EXERCISE INSTRUCTIONS: Every entry should be duplicated verbatim, and no picture may appear in the copy.

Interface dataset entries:

----

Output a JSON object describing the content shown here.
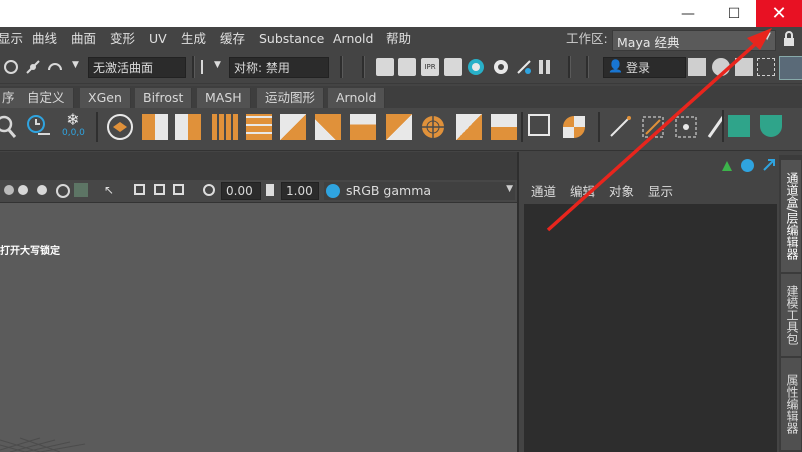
{
  "window": {
    "minimize_glyph": "—",
    "maximize_glyph": "☐",
    "close_glyph": "✕"
  },
  "menu": {
    "items": [
      "显示",
      "曲线",
      "曲面",
      "变形",
      "UV",
      "生成",
      "缓存",
      "Substance",
      "Arnold",
      "帮助"
    ],
    "workspace_label": "工作区:",
    "workspace_value": "Maya 经典"
  },
  "statusline": {
    "surface_field": "无激活曲面",
    "symmetry_field": "对称: 禁用",
    "login_label": "登录",
    "snap_values": "0,0,0"
  },
  "shelf_tabs": [
    "序",
    "自定义",
    "XGen",
    "Bifrost",
    "MASH",
    "运动图形",
    "Arnold"
  ],
  "viewport": {
    "exposure_value": "0.00",
    "gamma_value": "1.00",
    "color_space": "sRGB gamma",
    "overlay_text": "打开大写锁定"
  },
  "channel_box": {
    "tabs": [
      "通道",
      "编辑",
      "对象",
      "显示"
    ]
  },
  "side_tabs": [
    "通道盒/层编辑器",
    "建模工具包",
    "属性编辑器"
  ],
  "colors": {
    "accent_red": "#e81123",
    "annotation_arrow": "#e8251d",
    "maya_orange": "#e0913a",
    "panel_bg": "#444444",
    "viewport_bg": "#5b5b5b"
  }
}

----

SOLUTION TO THE EXERCISE:
Output a JSON object describing the content shown here.
{
  "window": {
    "minimize_glyph": "—",
    "maximize_glyph": "☐",
    "close_glyph": "✕"
  },
  "menu": {
    "items": [
      "显示",
      "曲线",
      "曲面",
      "变形",
      "UV",
      "生成",
      "缓存",
      "Substance",
      "Arnold",
      "帮助"
    ],
    "workspace_label": "工作区:",
    "workspace_value": "Maya 经典"
  },
  "statusline": {
    "surface_field": "无激活曲面",
    "symmetry_field": "对称: 禁用",
    "login_label": "登录",
    "snap_values": "0,0,0"
  },
  "shelf_tabs": [
    "序",
    "自定义",
    "XGen",
    "Bifrost",
    "MASH",
    "运动图形",
    "Arnold"
  ],
  "viewport": {
    "exposure_value": "0.00",
    "gamma_value": "1.00",
    "color_space": "sRGB gamma",
    "overlay_text": "打开大写锁定"
  },
  "channel_box": {
    "tabs": [
      "通道",
      "编辑",
      "对象",
      "显示"
    ]
  },
  "side_tabs": [
    "通道盒/层编辑器",
    "建模工具包",
    "属性编辑器"
  ],
  "colors": {
    "accent_red": "#e81123",
    "annotation_arrow": "#e8251d",
    "maya_orange": "#e0913a",
    "panel_bg": "#444444",
    "viewport_bg": "#5b5b5b"
  }
}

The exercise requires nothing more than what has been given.